« Reply #10 on: July 31, 2013, 01:22:55 pm »
I suspect mine is an old one made by Müller, I bought it from a guy in Hungary a few years ago, didn't have a handle and was neglected and a little rusty. I restored it and put it back to work.

If it's not the same axe, it's an identical pattern. Müller's stuff is pretty good, They have their hand forged line and Austrian smiths are some of the best there are or ever have been. I'd take them over gransfors any day of the week.

We fooled around with the more northern German method of using two axemen to score out 2 side of a log, then split up and each rough out one side. It's fast, but overall I wasn't impressed too much. You have to have 2 guys to do it, and for me that's very often not a realistic scenario. Also the danger factor is a little higher then when you are alone, standing on top of the log.

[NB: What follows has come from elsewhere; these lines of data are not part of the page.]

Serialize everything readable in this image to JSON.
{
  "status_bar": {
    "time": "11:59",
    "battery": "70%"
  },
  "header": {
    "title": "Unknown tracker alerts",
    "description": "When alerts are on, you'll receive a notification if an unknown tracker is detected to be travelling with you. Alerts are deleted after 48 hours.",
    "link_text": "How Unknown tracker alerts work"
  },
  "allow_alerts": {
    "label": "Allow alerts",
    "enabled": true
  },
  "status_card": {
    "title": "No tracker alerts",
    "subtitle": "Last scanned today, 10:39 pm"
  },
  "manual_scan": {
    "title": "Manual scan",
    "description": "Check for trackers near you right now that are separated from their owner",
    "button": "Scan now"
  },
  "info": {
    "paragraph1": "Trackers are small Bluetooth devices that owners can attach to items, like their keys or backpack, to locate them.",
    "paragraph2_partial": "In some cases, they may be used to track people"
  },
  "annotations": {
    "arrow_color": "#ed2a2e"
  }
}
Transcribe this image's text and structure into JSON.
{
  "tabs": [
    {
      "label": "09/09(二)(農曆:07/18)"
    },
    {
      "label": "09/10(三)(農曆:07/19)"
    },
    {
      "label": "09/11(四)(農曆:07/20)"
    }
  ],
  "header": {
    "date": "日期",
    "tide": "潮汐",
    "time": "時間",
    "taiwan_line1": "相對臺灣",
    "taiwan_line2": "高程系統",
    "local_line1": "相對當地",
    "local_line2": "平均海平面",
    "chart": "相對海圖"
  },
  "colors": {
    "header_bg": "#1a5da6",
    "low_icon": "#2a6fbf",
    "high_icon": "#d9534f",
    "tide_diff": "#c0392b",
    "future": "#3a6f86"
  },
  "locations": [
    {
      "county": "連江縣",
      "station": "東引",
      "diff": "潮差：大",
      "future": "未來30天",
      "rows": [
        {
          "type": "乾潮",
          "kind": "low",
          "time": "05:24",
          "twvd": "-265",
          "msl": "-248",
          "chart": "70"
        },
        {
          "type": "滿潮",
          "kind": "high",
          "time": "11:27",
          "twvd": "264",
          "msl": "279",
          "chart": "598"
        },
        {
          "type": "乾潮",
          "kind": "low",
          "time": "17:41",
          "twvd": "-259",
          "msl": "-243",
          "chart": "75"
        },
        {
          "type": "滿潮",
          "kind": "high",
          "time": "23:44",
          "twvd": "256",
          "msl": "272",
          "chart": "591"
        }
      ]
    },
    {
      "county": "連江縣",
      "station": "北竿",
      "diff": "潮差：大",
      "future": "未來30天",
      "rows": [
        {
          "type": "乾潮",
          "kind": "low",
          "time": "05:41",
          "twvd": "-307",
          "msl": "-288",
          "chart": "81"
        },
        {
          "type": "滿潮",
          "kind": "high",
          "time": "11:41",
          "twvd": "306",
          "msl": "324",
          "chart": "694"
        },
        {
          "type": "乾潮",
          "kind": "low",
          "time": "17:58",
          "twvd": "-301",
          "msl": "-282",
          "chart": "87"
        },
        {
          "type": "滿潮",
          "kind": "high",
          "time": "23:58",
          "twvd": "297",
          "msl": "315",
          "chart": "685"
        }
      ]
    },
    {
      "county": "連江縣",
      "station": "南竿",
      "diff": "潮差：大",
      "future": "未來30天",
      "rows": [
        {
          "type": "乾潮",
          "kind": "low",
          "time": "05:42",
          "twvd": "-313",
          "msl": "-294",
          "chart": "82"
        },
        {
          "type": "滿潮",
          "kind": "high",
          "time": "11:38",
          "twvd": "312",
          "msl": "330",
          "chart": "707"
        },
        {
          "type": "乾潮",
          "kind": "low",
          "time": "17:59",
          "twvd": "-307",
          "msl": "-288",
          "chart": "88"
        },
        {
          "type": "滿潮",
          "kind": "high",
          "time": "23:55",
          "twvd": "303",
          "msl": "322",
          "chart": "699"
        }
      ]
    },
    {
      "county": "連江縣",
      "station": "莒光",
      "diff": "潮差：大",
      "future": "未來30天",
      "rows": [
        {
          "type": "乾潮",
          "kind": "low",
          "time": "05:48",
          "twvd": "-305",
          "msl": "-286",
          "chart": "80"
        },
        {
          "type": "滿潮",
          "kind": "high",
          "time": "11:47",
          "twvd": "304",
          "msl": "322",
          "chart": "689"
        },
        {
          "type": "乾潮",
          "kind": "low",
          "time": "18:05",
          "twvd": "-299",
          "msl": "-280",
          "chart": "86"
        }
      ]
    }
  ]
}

As far as one man hewing goes, the plankaxt is the fastest method I've ever tried. WAY faster than using a felling axe to rough out the work.

For something like barn timbers, or things you intend to leave rough, all you need is the plankaxt. This will leave a nicer finish than just about any hewing I've ever seen in America, and does it faster. But obviously the pioneers did not want to invest in such a specialized and massive tool.

The biggest bonus for me for the plankaxt method is that you are on top, letting gravity do all the hard work, and the blade stays down under your feet. Not gonna chop your foot off when you are tired.

The most tiring part of this work is the goosewing finishing. This is a big tool, and you know when you've used it.

Not at work today, rainy and wet... I don't like to get my axes, some of which are a couple centuries old (one which is in the 300 year old range) into rainy wood, or let them get wet. It's bad for old steel, it's bad for wooden handles.